By Jordan Palmer
St. Louis Jewish Light
(ST. LOUIS) —You never know where you’ll find kindness.
For a group of 15-year-olds and their chaperones from Camp Sabra, kindness found them on their last day of a two-week adventure touring Colorado, heading east toward Missouri, when their chartered bus broke down outside La Veta, Colorado. The group of 34 campers included six from Dallas: Olivia Cohen, Hannah Gaswirth, Alex Ladin, Eva Newburger, Eleanor Patel and Sam Rubin.
Unlike a car, when a charter bus breaks down, it’s a bit more complicated to get a tow truck out to haul it in, much less a replacement bus. The group waited for eight hours on the highway, waiting to hear from the charter company, when two strangers stopped by.
“The two people pulled up to ask if we needed help,” said Scott Stern, a volunteer chaperoning the group. “We of course said yes, and within two hours we were joined and escorted by a minister and dozens of members of a small church called La Veta United Methodist.” The church members drove everyone in the group back to town.
“We spent two days living in their basement and sleeping in their pews,” said Stern as the group waited for the replacement bus to come and pick them up.
As the group waited, the church minister, Janine Rose, wrote her Sunday sermon about the blessings of helping people in need, and on Sunday night, the church cooked an entire barbecue for the group.
“This town of 800 took our kids in. They fed them, gave them showers and the minister even wrote her sermon about them,” said Staci Rubin, whose son Sam was part of the group known as Masada. “This group of Jewish kids was embraced by a community that didn’t even know them, teaching us all that kindness does exist. I hope we’ll all keep spreading that message.”
The replacement bus finally arrived on Monday, and the entire group was back in camp, safe and sound, by Monday night.
“Imagine the visual: 34 Jewish 15-year-olds sheltering in the La Veta United Methodist Church while we literally and figuratively waited for our exodus from Colorado back to St. Louis,” said Stern. “All in all, it was one of the most amazing experiences I’ve ever had.”
Sam Rubin was in his sixth year at Camp Sabra.
“We just thought we were stopping for lunch but it turned out our counselors knew something more was wrong. We had lunch and they spent a long time, what turned into many hours, calling bus companies to find us a ride,” said Sam, who had long looked forward to the trip, a rite of passage for the oldest camping group.
“It was really pretty and they made us feel very comfortable. The girls slept downstairs and the boys slept in the pews,” said Sam, who had only ever been in a church for Boy Scout meetings. “They were the nicest strangers I’ve ever met and I really appreciate them all helping us out.”
The campers went shopping for some of their meals and the church families provided others.

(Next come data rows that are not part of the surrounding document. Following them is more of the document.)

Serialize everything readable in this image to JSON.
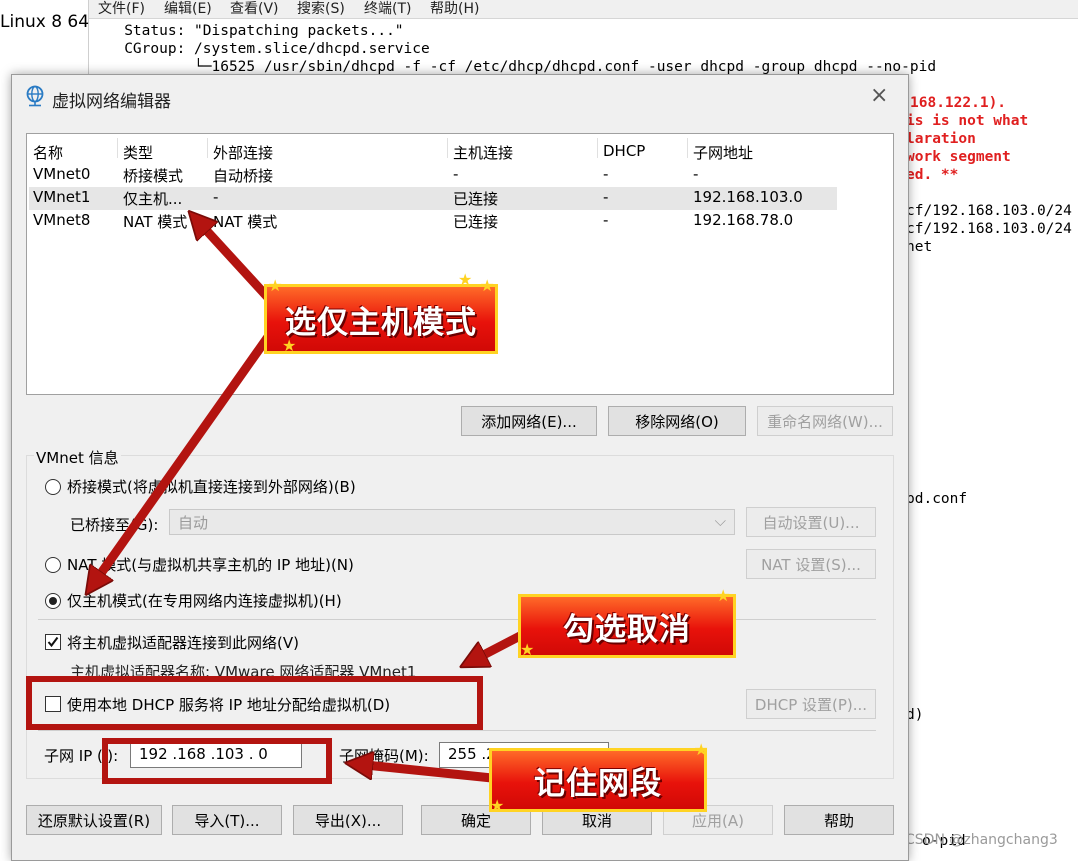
{
  "background": {
    "left_label": "Linux 8 64",
    "menu": [
      "文件(F)",
      "编辑(E)",
      "查看(V)",
      "搜索(S)",
      "终端(T)",
      "帮助(H)"
    ],
    "lines": [
      "   Status: \"Dispatching packets...\"",
      "   CGroup: /system.slice/dhcpd.service",
      "           └─16525 /usr/sbin/dhcpd -f -cf /etc/dhcp/dhcpd.conf -user dhcpd -group dhcpd --no-pid"
    ],
    "right_red": [
      "168.122.1).",
      "is is not what",
      "laration",
      "work segment",
      "ed. **"
    ],
    "right_plain": [
      "cf/192.168.103.0/24",
      "cf/192.168.103.0/24",
      "net",
      "pd.conf",
      "d)",
      "o-pid"
    ],
    "watermark": "CSDN @zhangchang3"
  },
  "dialog": {
    "title": "虚拟网络编辑器",
    "close": "×",
    "table": {
      "headers": [
        "名称",
        "类型",
        "外部连接",
        "主机连接",
        "DHCP",
        "子网地址"
      ],
      "rows": [
        [
          "VMnet0",
          "桥接模式",
          "自动桥接",
          "-",
          "-",
          "-"
        ],
        [
          "VMnet1",
          "仅主机...",
          "-",
          "已连接",
          "-",
          "192.168.103.0"
        ],
        [
          "VMnet8",
          "NAT 模式",
          "NAT 模式",
          "已连接",
          "-",
          "192.168.78.0"
        ]
      ]
    },
    "buttons": {
      "add": "添加网络(E)...",
      "remove": "移除网络(O)",
      "rename": "重命名网络(W)...",
      "auto_setting": "自动设置(U)...",
      "nat_setting": "NAT 设置(S)...",
      "dhcp_setting": "DHCP 设置(P)...",
      "restore": "还原默认设置(R)",
      "import": "导入(T)...",
      "export": "导出(X)...",
      "ok": "确定",
      "cancel": "取消",
      "apply": "应用(A)",
      "help": "帮助"
    },
    "vmnet_info": {
      "group_label": "VMnet 信息",
      "bridge": "桥接模式(将虚拟机直接连接到外部网络)(B)",
      "bridged_to_label": "已桥接至(G):",
      "bridged_to_value": "自动",
      "nat": "NAT 模式(与虚拟机共享主机的 IP 地址)(N)",
      "host_only": "仅主机模式(在专用网络内连接虚拟机)(H)",
      "connect_adapter": "将主机虚拟适配器连接到此网络(V)",
      "adapter_name": "主机虚拟适配器名称: VMware 网络适配器 VMnet1",
      "use_dhcp": "使用本地 DHCP 服务将 IP 地址分配给虚拟机(D)",
      "subnet_ip_label": "子网 IP (I):",
      "subnet_ip": "192 .168 .103 .  0",
      "subnet_mask_label": "子网掩码(M):",
      "subnet_mask": "255 .255 .255 .  0"
    }
  },
  "annotations": {
    "host_only": "选仅主机模式",
    "uncheck": "勾选取消",
    "remember": "记住网段"
  },
  "colors": {
    "accent_red": "#b31410",
    "callout_gold": "#ffd323"
  }
}
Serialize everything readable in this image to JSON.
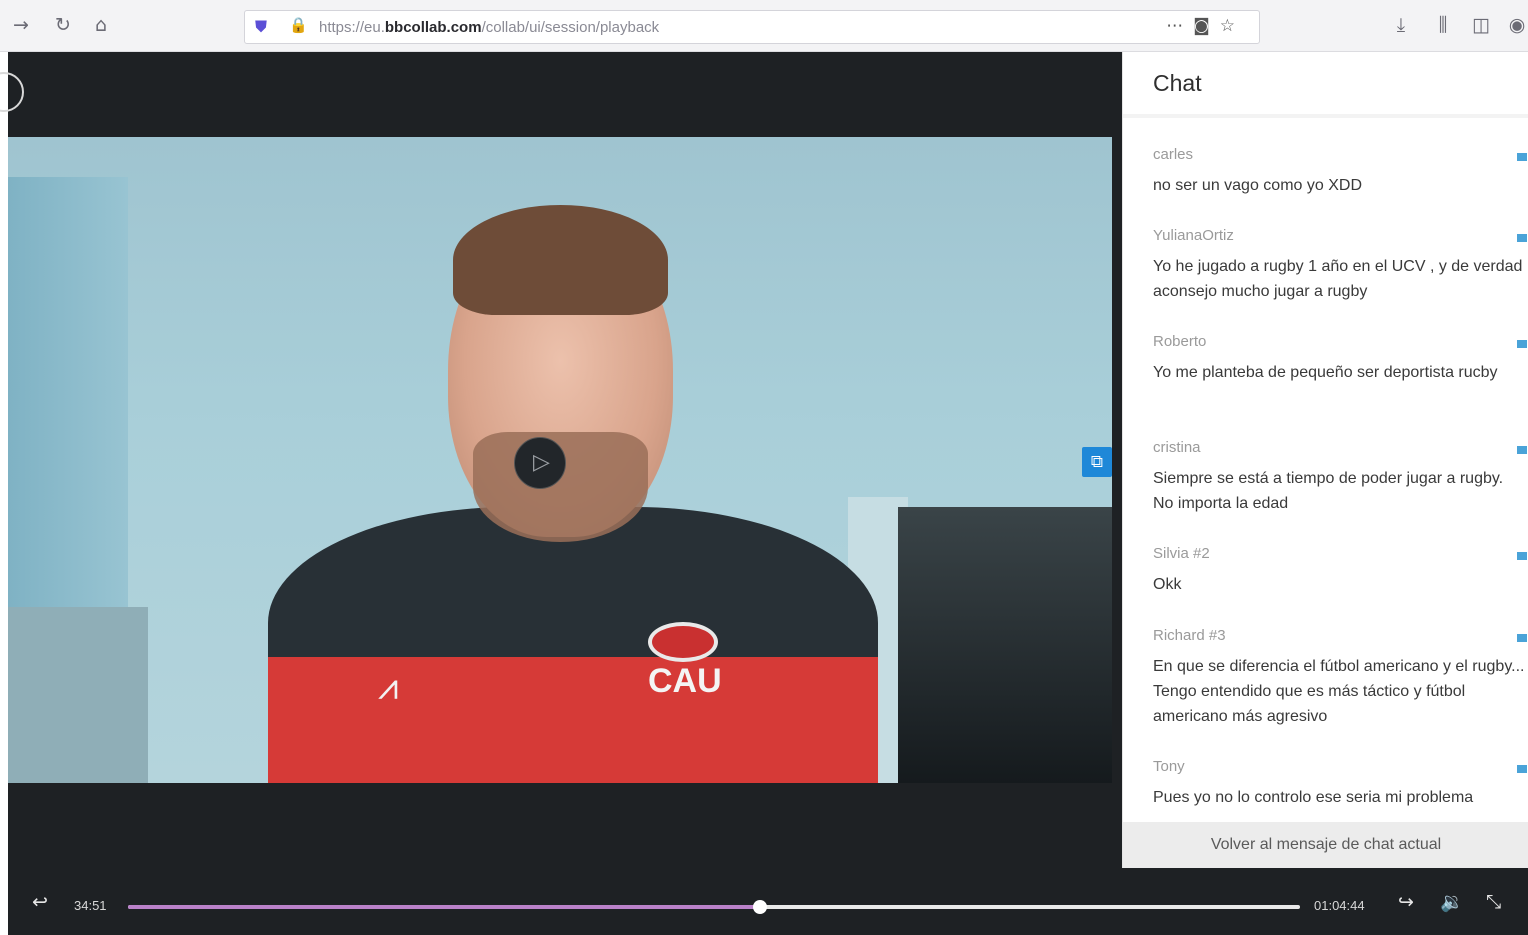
{
  "browser": {
    "url_prefix": "https://eu.",
    "url_domain": "bbcollab.com",
    "url_path": "/collab/ui/session/playback",
    "icons": [
      "back-arrow-icon",
      "reload-icon",
      "home-icon",
      "shield-icon",
      "lock-icon",
      "more-icon",
      "pocket-icon",
      "star-icon",
      "download-icon",
      "library-icon",
      "sidebar-icon",
      "account-icon"
    ]
  },
  "chat": {
    "title": "Chat",
    "messages": [
      {
        "author": "carles",
        "text": "no ser un vago como yo XDD"
      },
      {
        "author": "YulianaOrtiz",
        "text": "Yo he jugado a rugby 1 año en el UCV , y de verdad aconsejo mucho jugar a rugby"
      },
      {
        "author": "Roberto",
        "text": "Yo me planteba de pequeño ser deportista rucby"
      },
      {
        "author": "cristina",
        "text": "Siempre se está a tiempo de poder jugar a rugby. No importa la edad"
      },
      {
        "author": "Silvia #2",
        "text": "Okk"
      },
      {
        "author": "Richard #3",
        "text": "En que se diferencia el fútbol americano y el rugby... Tengo entendido que es más táctico y fútbol americano más agresivo"
      },
      {
        "author": "Tony",
        "text": "Pues yo no lo controlo ese seria mi problema"
      }
    ],
    "footer_label": "Volver al mensaje de chat actual"
  },
  "video": {
    "shirt_text": "CAU"
  },
  "playback": {
    "current_time": "34:51",
    "total_time": "01:04:44",
    "progress_fraction": 0.539,
    "accent_color": "#b981c9"
  }
}
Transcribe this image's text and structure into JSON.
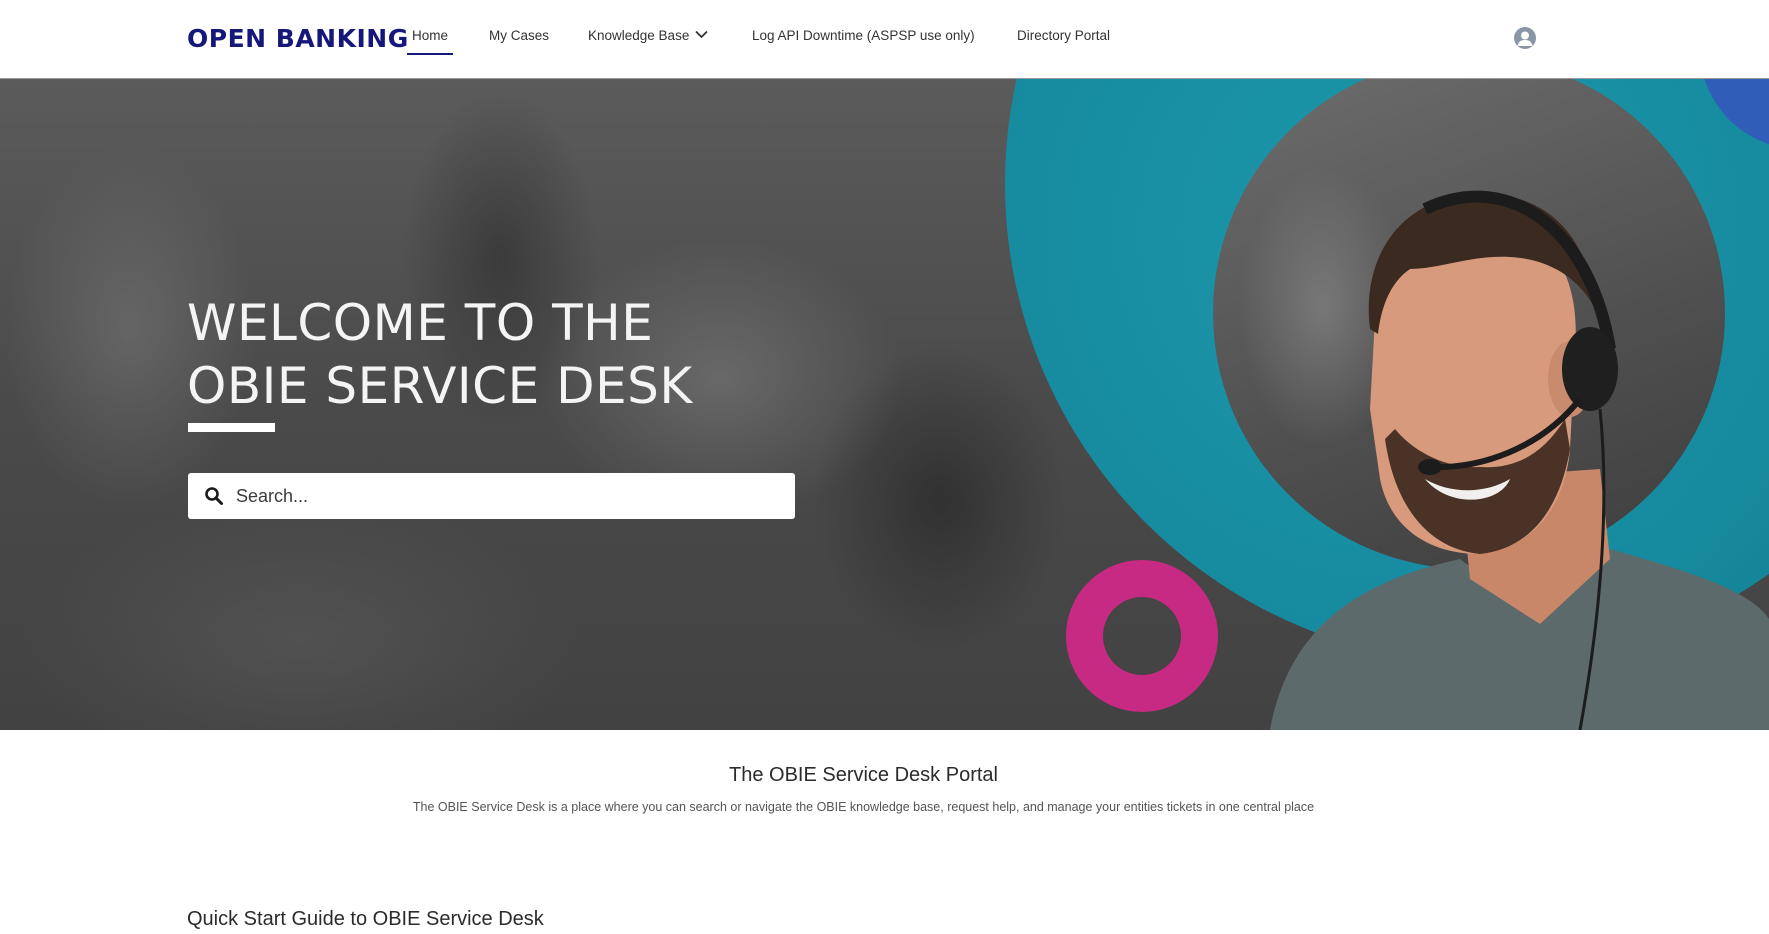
{
  "header": {
    "logo": "OPEN BANKING",
    "nav": [
      {
        "label": "Home",
        "active": true
      },
      {
        "label": "My Cases"
      },
      {
        "label": "Knowledge Base",
        "has_dropdown": true
      },
      {
        "label": "Log API Downtime (ASPSP use only)"
      },
      {
        "label": "Directory Portal"
      }
    ],
    "user_icon": "user-avatar-icon"
  },
  "hero": {
    "title_line1": "WELCOME TO THE",
    "title_line2": "OBIE SERVICE DESK",
    "search": {
      "placeholder": "Search...",
      "value": "",
      "icon": "search-icon"
    }
  },
  "intro": {
    "title": "The OBIE Service Desk Portal",
    "text": "The OBIE Service Desk is a place where you can search or navigate the OBIE knowledge base, request help, and manage your entities tickets in one central place"
  },
  "sections": {
    "quick_start_title": "Quick Start Guide to OBIE Service Desk"
  },
  "colors": {
    "brand": "#15187a",
    "teal": "#168a9e",
    "magenta": "#c72a82",
    "blue": "#2f5db8"
  }
}
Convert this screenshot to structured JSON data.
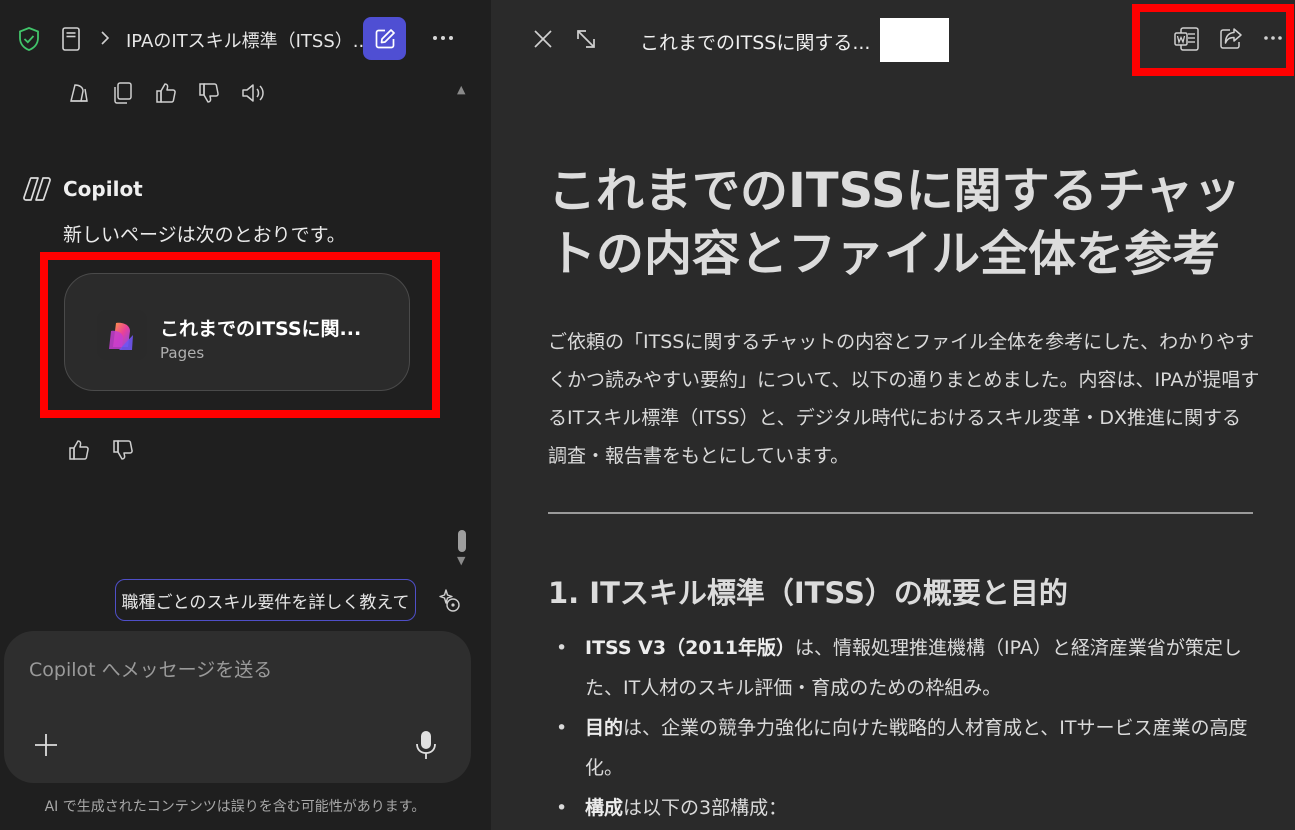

Once the kids returned to camp, they sent thank-you notes to those who had helped them and many families are reported to have, in gratitude, sent donations to the church.
“We are so grateful to the people of La Veta; it was really incredible how they reached out to us and were so kind. I’m kind of happy, no disrespect, that the bus broke because we made so many extra memories,” said Hannah Gaswirth, a seven-year Camp Sabra camper. She added that because the group had been road-tripping, they all had plenty of sleeping gear to be comfortable. After two weeks of cooking their own meals, the dinner cooked by the church families was more than welcome.
“They invited us to a monster truck mudfest, they bought us all ice cream and they fed us,” said Gaswirth. “They didn’t know us the day before, but they treated us so well.”
Reprinted with permission from the St. Louis Jewish Light. Deb Silverthorn contributed to this story.